## WHAT THE EXERCISE ASKS
From the entries below, copy every line that holds the word "archive".

## INFORMATION GIVEN
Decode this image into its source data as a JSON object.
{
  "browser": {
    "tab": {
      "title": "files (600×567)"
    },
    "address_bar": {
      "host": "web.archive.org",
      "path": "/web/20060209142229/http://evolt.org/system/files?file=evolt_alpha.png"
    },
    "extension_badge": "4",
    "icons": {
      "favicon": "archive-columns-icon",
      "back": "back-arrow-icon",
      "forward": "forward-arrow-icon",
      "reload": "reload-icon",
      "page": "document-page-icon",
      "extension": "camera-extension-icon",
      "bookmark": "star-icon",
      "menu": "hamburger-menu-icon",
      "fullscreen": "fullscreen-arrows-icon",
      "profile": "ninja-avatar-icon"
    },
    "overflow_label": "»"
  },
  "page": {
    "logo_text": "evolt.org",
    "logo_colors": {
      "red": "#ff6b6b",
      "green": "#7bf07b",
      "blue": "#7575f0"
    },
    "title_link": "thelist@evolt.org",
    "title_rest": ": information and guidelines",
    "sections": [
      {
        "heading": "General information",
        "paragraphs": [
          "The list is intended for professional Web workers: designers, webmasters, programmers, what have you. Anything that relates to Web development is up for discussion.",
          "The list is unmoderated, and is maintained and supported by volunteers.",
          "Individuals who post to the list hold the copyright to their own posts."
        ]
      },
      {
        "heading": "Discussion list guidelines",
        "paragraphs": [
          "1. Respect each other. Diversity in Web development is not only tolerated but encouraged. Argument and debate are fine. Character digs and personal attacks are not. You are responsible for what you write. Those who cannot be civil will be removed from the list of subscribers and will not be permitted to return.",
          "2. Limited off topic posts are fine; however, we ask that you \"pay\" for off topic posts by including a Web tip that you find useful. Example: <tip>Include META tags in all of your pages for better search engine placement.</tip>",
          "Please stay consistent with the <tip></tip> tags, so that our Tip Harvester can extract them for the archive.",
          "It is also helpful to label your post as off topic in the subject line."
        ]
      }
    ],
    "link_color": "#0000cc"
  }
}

## EXERCISE RESULT
      "host": "web.archive.org",
      "favicon": "archive-columns-icon",
          "Please stay consistent with the <tip></tip> tags, so that our Tip Harvester can extract them for the archive.",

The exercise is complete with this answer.